To ensure the safety of employees, many employers have considered requiring employees to test for COVID-19 prior to returning to work. The DOL guidance recently clarified that the FMLA does not prohibit an employer from requiring such tests. Laws other than the FMLA, however, may impose restrictions on the manner in which an employer can require a test and the type of test required.
Under the FMLA, an employer has a duty to reinstate an employee to the same job or an equivalent position. But, the FMLA does not provide protection from actions that an employee would have been subject to outside of FMLA leave. Thus, an employer can require COVID-19 testing so long as it is required of all employees without regard to whether FMLA or other types of leave have been taken.
Family First Coronavirus Act – Questions 94 – 97
An Employer May Be Able to Require an Employee to Take Leave or Telework Prior to a Negative COVID-19 Test Under the FFCRA
Like returning from FMLA leave, an employee who returns to work after taking emergency paid sick leave under the FFCRA has a right to be restored to the same or equivalent position with some exceptions. Because of the health concerns surrounding COVID-19, the DOL allows an employer to temporarily restore an employee to an equivalent position that requires less interaction with other employees or require that such an employee telework.

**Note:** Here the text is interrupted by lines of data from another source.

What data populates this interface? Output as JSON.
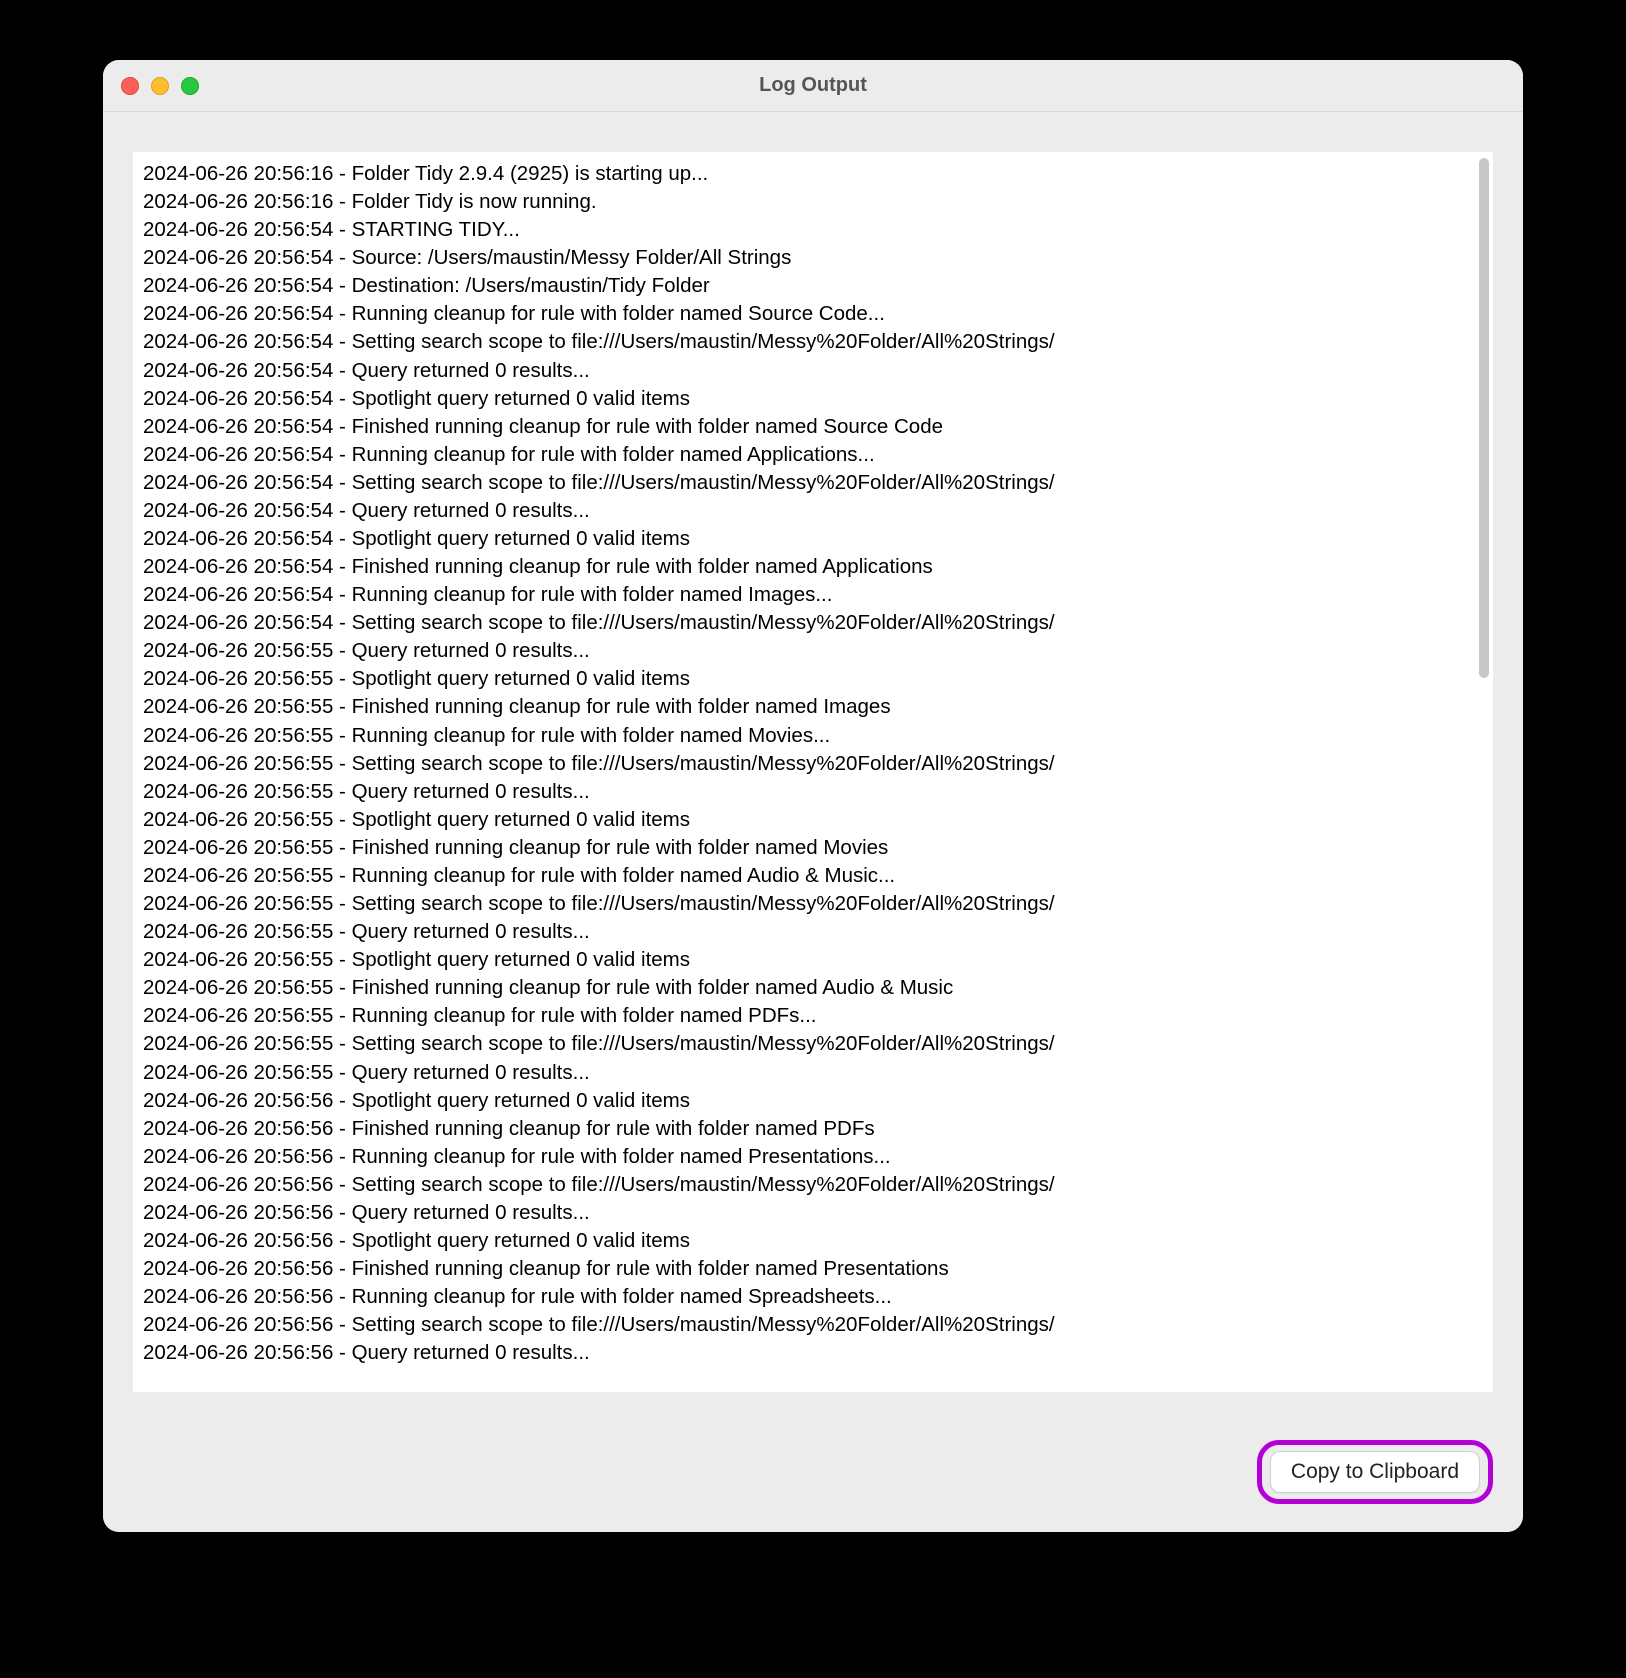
{
  "window": {
    "title": "Log Output"
  },
  "footer": {
    "copy_label": "Copy to Clipboard"
  },
  "log": {
    "lines": [
      "2024-06-26 20:56:16 - Folder Tidy 2.9.4 (2925) is starting up...",
      "2024-06-26 20:56:16 - Folder Tidy is now running.",
      "2024-06-26 20:56:54 - STARTING TIDY...",
      "2024-06-26 20:56:54 - Source: /Users/maustin/Messy Folder/All Strings",
      "2024-06-26 20:56:54 - Destination: /Users/maustin/Tidy Folder",
      "2024-06-26 20:56:54 - Running cleanup for rule with folder named Source Code...",
      "2024-06-26 20:56:54 - Setting search scope to file:///Users/maustin/Messy%20Folder/All%20Strings/",
      "2024-06-26 20:56:54 - Query returned 0 results...",
      "2024-06-26 20:56:54 - Spotlight query returned 0 valid items",
      "2024-06-26 20:56:54 - Finished running cleanup for rule with folder named Source Code",
      "2024-06-26 20:56:54 - Running cleanup for rule with folder named Applications...",
      "2024-06-26 20:56:54 - Setting search scope to file:///Users/maustin/Messy%20Folder/All%20Strings/",
      "2024-06-26 20:56:54 - Query returned 0 results...",
      "2024-06-26 20:56:54 - Spotlight query returned 0 valid items",
      "2024-06-26 20:56:54 - Finished running cleanup for rule with folder named Applications",
      "2024-06-26 20:56:54 - Running cleanup for rule with folder named Images...",
      "2024-06-26 20:56:54 - Setting search scope to file:///Users/maustin/Messy%20Folder/All%20Strings/",
      "2024-06-26 20:56:55 - Query returned 0 results...",
      "2024-06-26 20:56:55 - Spotlight query returned 0 valid items",
      "2024-06-26 20:56:55 - Finished running cleanup for rule with folder named Images",
      "2024-06-26 20:56:55 - Running cleanup for rule with folder named Movies...",
      "2024-06-26 20:56:55 - Setting search scope to file:///Users/maustin/Messy%20Folder/All%20Strings/",
      "2024-06-26 20:56:55 - Query returned 0 results...",
      "2024-06-26 20:56:55 - Spotlight query returned 0 valid items",
      "2024-06-26 20:56:55 - Finished running cleanup for rule with folder named Movies",
      "2024-06-26 20:56:55 - Running cleanup for rule with folder named Audio & Music...",
      "2024-06-26 20:56:55 - Setting search scope to file:///Users/maustin/Messy%20Folder/All%20Strings/",
      "2024-06-26 20:56:55 - Query returned 0 results...",
      "2024-06-26 20:56:55 - Spotlight query returned 0 valid items",
      "2024-06-26 20:56:55 - Finished running cleanup for rule with folder named Audio & Music",
      "2024-06-26 20:56:55 - Running cleanup for rule with folder named PDFs...",
      "2024-06-26 20:56:55 - Setting search scope to file:///Users/maustin/Messy%20Folder/All%20Strings/",
      "2024-06-26 20:56:55 - Query returned 0 results...",
      "2024-06-26 20:56:56 - Spotlight query returned 0 valid items",
      "2024-06-26 20:56:56 - Finished running cleanup for rule with folder named PDFs",
      "2024-06-26 20:56:56 - Running cleanup for rule with folder named Presentations...",
      "2024-06-26 20:56:56 - Setting search scope to file:///Users/maustin/Messy%20Folder/All%20Strings/",
      "2024-06-26 20:56:56 - Query returned 0 results...",
      "2024-06-26 20:56:56 - Spotlight query returned 0 valid items",
      "2024-06-26 20:56:56 - Finished running cleanup for rule with folder named Presentations",
      "2024-06-26 20:56:56 - Running cleanup for rule with folder named Spreadsheets...",
      "2024-06-26 20:56:56 - Setting search scope to file:///Users/maustin/Messy%20Folder/All%20Strings/",
      "2024-06-26 20:56:56 - Query returned 0 results..."
    ]
  }
}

Moreover, an employee returning from emergency paid sick leave who has interacted with a person diagnosed with COVID-19 may be required to telework or take leave until he or she has tested negative for COVID-19. As mentioned in prior DOL guidance, a testing policy such as this must be applied equally to employees returning from emergency paid sick leave. Further, an employer would be prohibited from requiring an employee to telework or be tested merely because the employee took FFCRA leave.
FFCRA Leave and Furlough

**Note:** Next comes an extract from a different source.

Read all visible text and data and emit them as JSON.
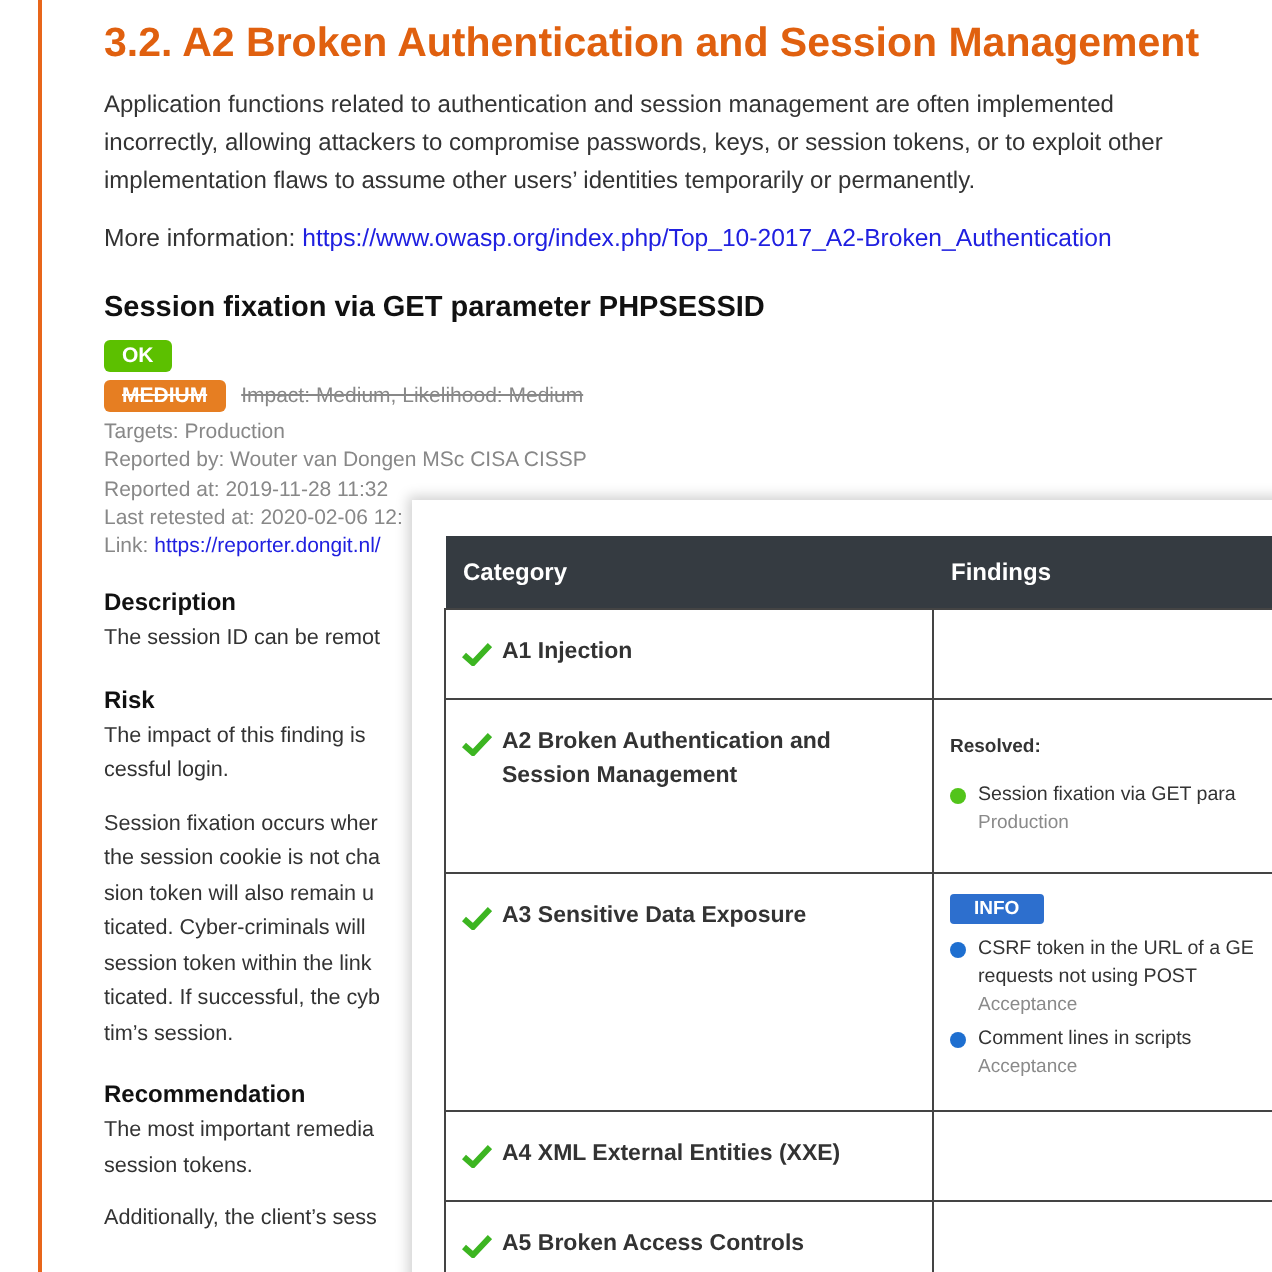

The DOL recently addressed issues arising from employees returning from furlough, including an employee’s entitlement to and amount of leave as well as the extension of furlough to avoid granting leave.
As it relates to emergency paid sick leave, pursuant to the FFCRA, an employee is entitled to up to 80 hours of leave, whether before or after a furlough. For instance, the DOL guidance stated that an employee is not eligible for emergency paid sick leave under the FFCRA after furlough if he or she used 80 hours of paid sick leave prior to furlough. If an employee took less than 80 hours of emergency paid sick leave prior to the furlough, he or she would be entitled to use the remaining hours after the furlough if you had a qualifying reason to do so.

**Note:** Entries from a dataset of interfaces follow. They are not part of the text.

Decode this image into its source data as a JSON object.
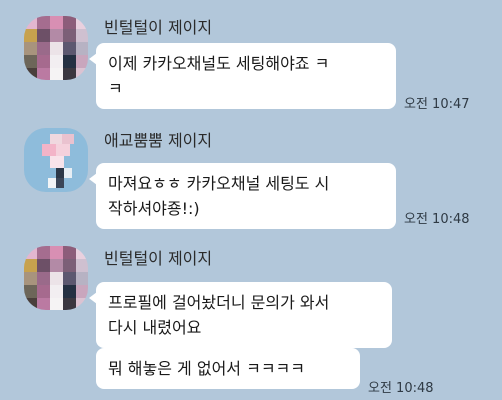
{
  "messages": [
    {
      "sender": "빈털털이 제이지",
      "bubbles": [
        {
          "text": "이제 카카오채널도 세팅해야죠 ㅋ\nㅋ"
        }
      ],
      "time": "오전 10:47"
    },
    {
      "sender": "애교뿜뿜 제이지",
      "bubbles": [
        {
          "text": "마져요ㅎㅎ 카카오채널 세팅도 시\n작하셔야죵!:)"
        }
      ],
      "time": "오전 10:48"
    },
    {
      "sender": "빈털털이 제이지",
      "bubbles": [
        {
          "text": "프로필에 걸어놨더니 문의가 와서\n다시 내렸어요"
        },
        {
          "text": "뭐 해놓은 게 없어서 ㅋㅋㅋㅋ"
        }
      ],
      "time": "오전 10:48"
    }
  ],
  "colors": {
    "background": "#b2c7da",
    "bubble": "#ffffff"
  }
}
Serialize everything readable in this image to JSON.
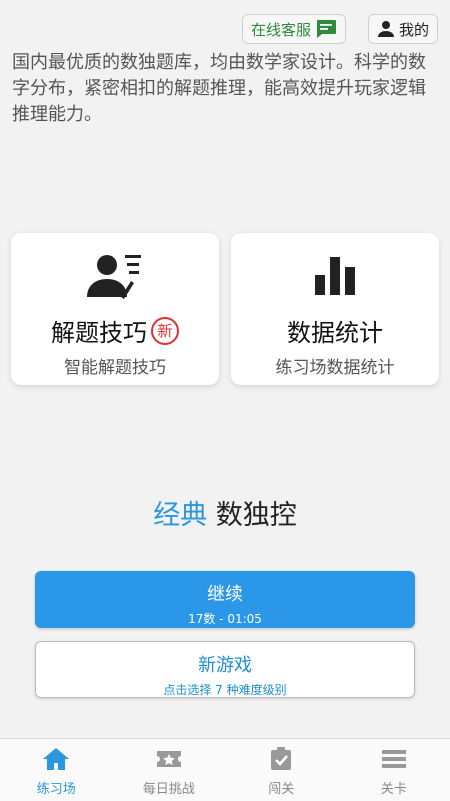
{
  "header": {
    "service_label": "在线客服",
    "mine_label": "我的",
    "service_color": "#2e8b3e"
  },
  "intro": {
    "text": "国内最优质的数独题库，均由数学家设计。科学的数字分布，紧密相扣的解题推理，能高效提升玩家逻辑推理能力。"
  },
  "cards": {
    "tips": {
      "title": "解题技巧",
      "badge": "新",
      "subtitle": "智能解题技巧",
      "icon": "person-list-icon"
    },
    "stats": {
      "title": "数据统计",
      "subtitle": "练习场数据统计",
      "icon": "bar-chart-icon"
    }
  },
  "game": {
    "title_part1": "经典",
    "title_part2": "数独控",
    "accent_color": "#2b97dc"
  },
  "continue_button": {
    "label": "继续",
    "detail": "17数 - 01:05"
  },
  "new_game_button": {
    "label": "新游戏",
    "detail": "点击选择 7 种难度级别"
  },
  "bottom_nav": [
    {
      "label": "练习场",
      "icon": "home-icon",
      "active": true
    },
    {
      "label": "每日挑战",
      "icon": "star-ticket-icon",
      "active": false
    },
    {
      "label": "闯关",
      "icon": "clipboard-check-icon",
      "active": false
    },
    {
      "label": "关卡",
      "icon": "list-icon",
      "active": false
    }
  ]
}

As it relates to expanded family and medical leave under the FFCRA, an employee is entitled to up to a total of 12 weeks regardless of whether all or part of it was taken before or after furlough. For example, an employee who uses four weeks of expanded family and medical leave prior to furlough can use up to eight weeks after furlough if such a request is supported by a qualifying reason. Such qualifying reasons may include caring for a child because a child care provider is unavailable for COVID-related reasons. The DOL suggests that employers treat post-furlough requests for expanded family and medical leave as a new a request for new leave, assuming it is supported by proper documentation to identify any new reasons for leave, which may have changed during furlough.
Further, the DOL provided guidance that an employer cannot extend a furlough for particular employees to avoid granting FFCRA leave. The DOL reasoned that this type of pointed furlough extension would be considered discrimination or retaliation against an employee for attempting to or exercising their right to take FFCRA leave. If an employee qualifies for leave under the FFCRA, he or she is entitled to take it until it has been exhausted. An employer cannot use a request for FFCRA leave as a reason to support a negative employment decision, such as determining which employees to recall from furlough.
The DOL guidance is subject to frequent updates and changes as laws related to COVID-19 continue to develop. Akerman continues to follow COVID-19 developments as they impact the workplace and will provide frequent updates on those developments. For assistance addressing issues in your workplace, contact your Akerman attorney.